Elie Wiesel puts it this way: “The lesson in Jonah is that nothing is written, nothing is sealed: God's will itself may change. Even though punishment has been programmed it may be cancelled. Therein lies the beauty and grandeur of the Jewish tradition: Every human being is granted one more chance, one more opportunity to start life all over again. Just as God has the power to begin, we have the power to continue by beginning again—and again.”
It is not the sackcloth and ashes so much as what the people did that touches the loving heart of God. And that, of course is just what Jonah feared all along. He knew that God is always ready to change God's mind and not carry out punishment.

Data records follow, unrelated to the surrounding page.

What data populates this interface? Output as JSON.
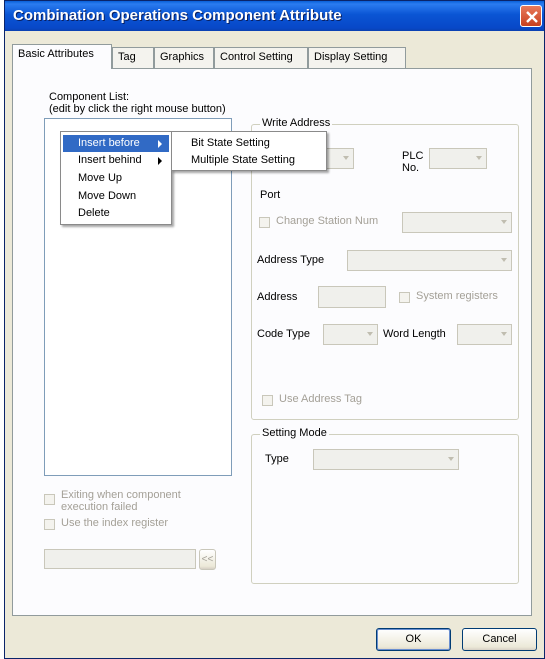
{
  "window": {
    "title": "Combination Operations Component Attribute"
  },
  "tabs": [
    "Basic Attributes",
    "Tag",
    "Graphics",
    "Control Setting",
    "Display Setting"
  ],
  "component_list": {
    "label_line1": "Component List:",
    "label_line2": "(edit by click the right mouse button)"
  },
  "context_menu": {
    "items": [
      "Insert before",
      "Insert behind",
      "Move Up",
      "Move Down",
      "Delete"
    ],
    "selected_index": 0,
    "submenu": [
      "Bit State Setting",
      "Multiple State Setting"
    ]
  },
  "left_options": {
    "exiting_line1": "Exiting when component",
    "exiting_line2": "execution failed",
    "use_index_register": "Use the index register",
    "browse_button": "<<"
  },
  "write_address": {
    "group_title": "Write Address",
    "plc_no_line1": "PLC",
    "plc_no_line2": "No.",
    "port": "Port",
    "change_station": "Change Station Num",
    "address_type": "Address Type",
    "address": "Address",
    "system_registers": "System registers",
    "code_type": "Code Type",
    "word_length": "Word Length",
    "use_address_tag": "Use Address Tag"
  },
  "setting_mode": {
    "group_title": "Setting Mode",
    "type": "Type"
  },
  "buttons": {
    "ok": "OK",
    "cancel": "Cancel"
  }
}
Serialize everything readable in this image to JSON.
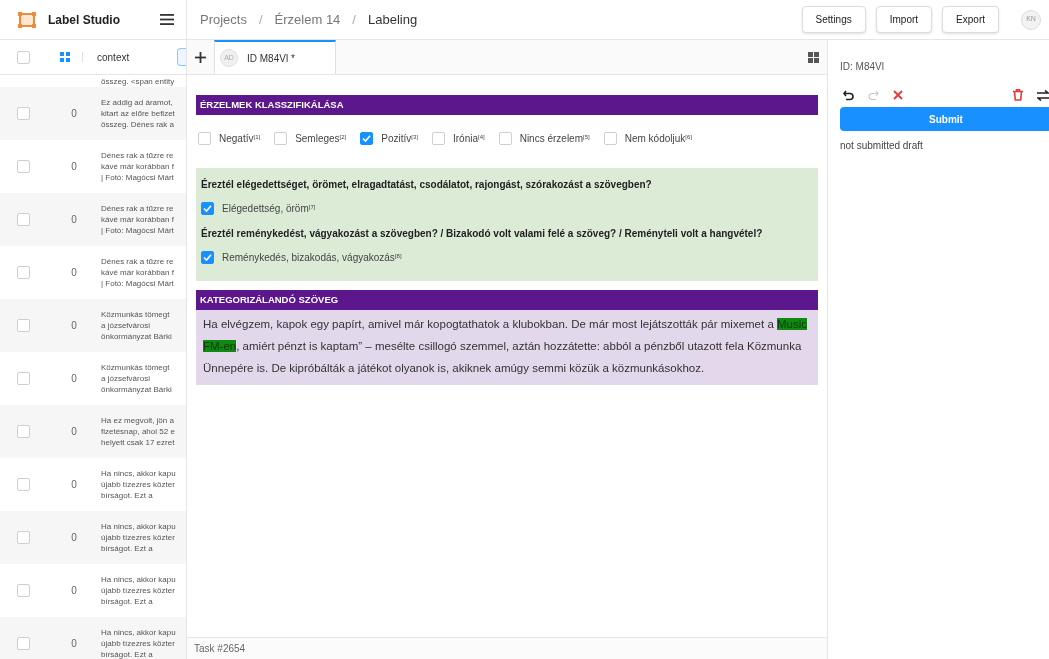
{
  "app": {
    "name": "Label Studio"
  },
  "breadcrumb": [
    "Projects",
    "Érzelem 14",
    "Labeling"
  ],
  "breadcrumb_separator": "/",
  "header_buttons": [
    "Settings",
    "Import",
    "Export"
  ],
  "user_avatar": "KN",
  "task_table": {
    "all_selected": false,
    "column": "context",
    "top_cut_text": "összeg. <span entity",
    "rows": [
      {
        "lines": [
          "Ez addig ad áramot,",
          "kitart az előre befizet",
          "összeg. Dénes rak a"
        ],
        "value": "0",
        "checked": false
      },
      {
        "lines": [
          "Dénes rak a tűzre re",
          "kávé már korábban f",
          "| Fotó: Magócsi Márt"
        ],
        "value": "0",
        "checked": false
      },
      {
        "lines": [
          "Dénes rak a tűzre re",
          "kávé már korábban f",
          "| Fotó: Magócsi Márt"
        ],
        "value": "0",
        "checked": false
      },
      {
        "lines": [
          "Dénes rak a tűzre re",
          "kávé már korábban f",
          "| Fotó: Magócsi Márt"
        ],
        "value": "0",
        "checked": false
      },
      {
        "lines": [
          "Közmunkás tömegt",
          "a józsefvárosi",
          "önkormányzat Bárki"
        ],
        "value": "0",
        "checked": false
      },
      {
        "lines": [
          "Közmunkás tömegt",
          "a józsefvárosi",
          "önkormányzat Bárki"
        ],
        "value": "0",
        "checked": false
      },
      {
        "lines": [
          "Ha ez megvolt, jön a",
          "fizetésnap, ahol 52 e",
          "helyett csak 17 ezret"
        ],
        "value": "0",
        "checked": false
      },
      {
        "lines": [
          "Ha nincs, akkor kapu",
          "újabb tízezres közter",
          "bírságot. Ezt a"
        ],
        "value": "0",
        "checked": false
      },
      {
        "lines": [
          "Ha nincs, akkor kapu",
          "újabb tízezres közter",
          "bírságot. Ezt a"
        ],
        "value": "0",
        "checked": false
      },
      {
        "lines": [
          "Ha nincs, akkor kapu",
          "újabb tízezres közter",
          "bírságot. Ezt a"
        ],
        "value": "0",
        "checked": false
      },
      {
        "lines": [
          "Ha nincs, akkor kapu",
          "újabb tízezres közter",
          "bírságot. Ezt a"
        ],
        "value": "0",
        "checked": false
      }
    ]
  },
  "tabs": [
    {
      "avatar": "AD",
      "label": "ID M84Vl *",
      "selected": true
    }
  ],
  "sections": [
    {
      "kind": "choices",
      "title": "ÉRZELMEK KLASSZIFIKÁLÁSA",
      "choices": [
        {
          "label": "Negatív$^{[1]}$",
          "checked": false
        },
        {
          "label": "Semleges$^{[2]}$",
          "checked": false
        },
        {
          "label": "Pozitív$^{[3]}$",
          "checked": true
        },
        {
          "label": "Irónia$^{[4]}$",
          "checked": false
        },
        {
          "label": "Nincs érzelem$^{[5]}$",
          "checked": false
        },
        {
          "label": "Nem kódoljuk$^{[6]}$",
          "checked": false
        }
      ]
    },
    {
      "kind": "questions",
      "items": [
        {
          "question": "Éreztél elégedettséget, örömet, elragadtatást, csodálatot, rajongást, szórakozást a szövegben?",
          "choices": [
            {
              "label": "Elégedettség, öröm$^{[7]}$",
              "checked": true
            }
          ]
        },
        {
          "question": "Éreztél reménykedést, vágyakozást a szövegben? / Bizakodó volt valami felé a szöveg? / Reményteli volt a hangvétel?",
          "choices": [
            {
              "label": "Reménykedés, bizakodás, vágyakozás$^{[8]}$",
              "checked": true
            }
          ]
        }
      ]
    },
    {
      "kind": "text",
      "title": "KATEGORIZÁLANDÓ SZÖVEG",
      "segments": [
        {
          "text": "Ha elvégzem, kapok egy papírt, amivel már kopogtathatok a klubokban. De már most lejátszották pár mixemet a ",
          "highlighted": false
        },
        {
          "text": "Music FM-en",
          "highlighted": true
        },
        {
          "text": ", amiért pénzt is kaptam” – mesélte csillogó szemmel, aztán hozzátette: abból a pénzből utazott fela Közmunka Ünnepére is. De kipróbálták a játékot olyanok is, akiknek amúgy semmi közük a közmunkásokhoz.",
          "highlighted": false
        }
      ]
    }
  ],
  "footer": "Task #2654",
  "side_panel": {
    "id": "ID: M84Vl",
    "redo_disabled": true,
    "submit": "Submit",
    "status": "not submitted draft"
  }
}
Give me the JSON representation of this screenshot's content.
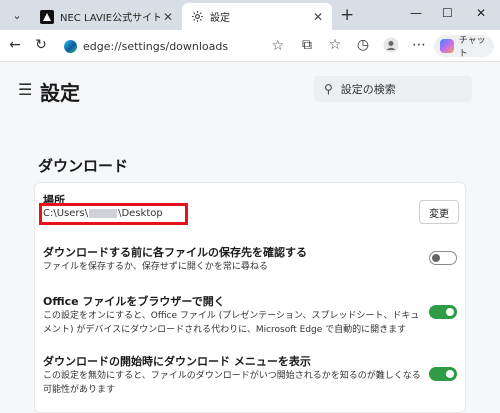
{
  "tabs": [
    {
      "title": "NEC LAVIE公式サイト > サ⋯",
      "favicon": "nec-page-icon"
    },
    {
      "title": "設定",
      "favicon": "gear-icon"
    }
  ],
  "address": {
    "url": "edge://settings/downloads"
  },
  "chat_label": "チャット",
  "page_title": "設定",
  "search": {
    "label": "設定の検索"
  },
  "section": {
    "title": "ダウンロード"
  },
  "location": {
    "title": "場所",
    "path_prefix": "C:\\Users\\",
    "path_suffix": "\\Desktop",
    "change_label": "変更"
  },
  "settings": [
    {
      "title": "ダウンロードする前に各ファイルの保存先を確認する",
      "description": "ファイルを保存するか、保存せずに開くかを常に尋ねる",
      "enabled": false
    },
    {
      "title": "Office ファイルをブラウザーで開く",
      "description": "この設定をオンにすると、Office ファイル (プレゼンテーション、スプレッドシート、ドキュメント) がデバイスにダウンロードされる代わりに、Microsoft Edge で自動的に開きます",
      "enabled": true
    },
    {
      "title": "ダウンロードの開始時にダウンロード メニューを表示",
      "description": "この設定を無効にすると、ファイルのダウンロードがいつ開始されるかを知るのが難しくなる可能性があります",
      "enabled": true
    }
  ],
  "colors": {
    "toggle_on": "#2e9b45",
    "highlight": "#e8101a"
  }
}
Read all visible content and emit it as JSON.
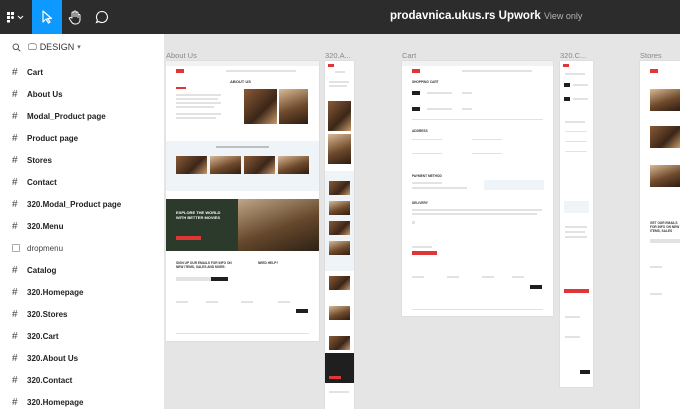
{
  "toolbar": {
    "file_title": "prodavnica.ukus.rs Upwork",
    "view_only": "View only",
    "icons": [
      "figma-menu-icon",
      "move-tool-icon",
      "hand-tool-icon",
      "comment-icon"
    ]
  },
  "sidebar": {
    "page_name": "DESIGN",
    "frames": [
      {
        "label": "Cart",
        "icon": "hash"
      },
      {
        "label": "About Us",
        "icon": "hash"
      },
      {
        "label": "Modal_Product page",
        "icon": "hash"
      },
      {
        "label": "Product page",
        "icon": "hash"
      },
      {
        "label": "Stores",
        "icon": "hash"
      },
      {
        "label": "Contact",
        "icon": "hash"
      },
      {
        "label": "320.Modal_Product page",
        "icon": "hash"
      },
      {
        "label": "320.Menu",
        "icon": "hash"
      },
      {
        "label": "dropmenu",
        "icon": "box"
      },
      {
        "label": "Catalog",
        "icon": "hash"
      },
      {
        "label": "320.Homepage",
        "icon": "hash"
      },
      {
        "label": "320.Stores",
        "icon": "hash"
      },
      {
        "label": "320.Cart",
        "icon": "hash"
      },
      {
        "label": "320.About Us",
        "icon": "hash"
      },
      {
        "label": "320.Contact",
        "icon": "hash"
      },
      {
        "label": "320.Homepage",
        "icon": "hash"
      }
    ]
  },
  "canvas": {
    "frame_labels": [
      "About Us",
      "320.A...",
      "Cart",
      "320.C...",
      "Stores"
    ],
    "about_frame": {
      "heading": "ABOUT US",
      "banner_text": "EXPLORE THE WORLD WITH BETTER MOVIES",
      "newsletter": "SIGN UP OUR EMAILS FOR INFO ON NEW ITEMS, SALES AND MORE.",
      "help": "NEED HELP?"
    },
    "cart_frame": {
      "heading": "SHOPPING CART",
      "address": "ADDRESS",
      "payment": "PAYMENT METHOD",
      "delivery": "DELIVERY"
    },
    "stores_frame": {
      "newsletter": "GET OUR EMAILS FOR INFO ON NEW ITEMS, SALES"
    }
  }
}
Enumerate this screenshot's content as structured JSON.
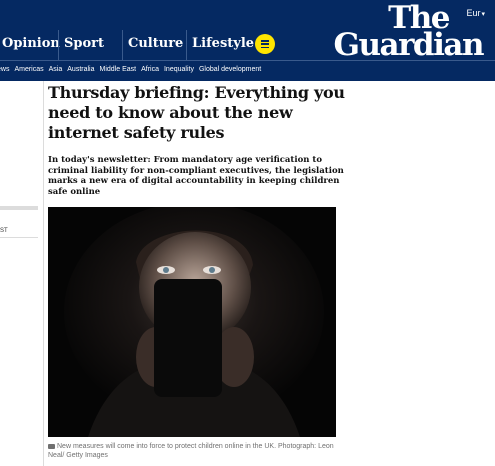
{
  "header": {
    "edition": "Eur",
    "logo_line1": "The",
    "logo_line2": "Guardian",
    "pillars": [
      "Opinion",
      "Sport",
      "Culture",
      "Lifestyle"
    ],
    "brand_color": "#052962",
    "menu_color": "#ffe500"
  },
  "subnav": [
    "ews",
    "Americas",
    "Asia",
    "Australia",
    "Middle East",
    "Africa",
    "Inequality",
    "Global development"
  ],
  "left": {
    "fragment": "ST"
  },
  "article": {
    "headline": "Thursday briefing: Everything you need to know about the new internet safety rules",
    "standfirst": "In today's newsletter: From mandatory age verification to criminal liability for non-compliant executives, the legislation marks a new era of digital accountability in keeping children safe online",
    "caption": "New measures will come into force to protect children online in the UK. Photograph: Leon Neal/ Getty Images"
  }
}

The God that Jonah served so reluctantly is merciful. In Hebrew, the root of the word for mercy means “womb.” It speaks of the motherly love of God who cares for all creation, including, as the end of this story tells us, the people of Nineveh who, evil as they were, didn’t seem to know their right hand from their left and for the many animals there as well.
Nineveh the great city, greatly wicked, repents. We might expect that to happen.
But here's the surprise: God, whose forgiving love is even greater, repents as well.
The great city of Nineveh could repent.
Even God could repent and do something different.
A Jewish commentary says that when Jonah saw the mercy of God toward the repentant Nineveh, he sought divine forgiveness for his own flight. I like to think so. I like to think that even Jonah could discover the warm mercy of the God of second chances and turn in a new direction.
Because, who knows? If Jonah could, maybe, just maybe, we will too.
[ii] Limburg Hosea‑‑Micah, pg. 151.
[iii] Madeleine L'Engle, A Lent Sourcebook, pg. 96.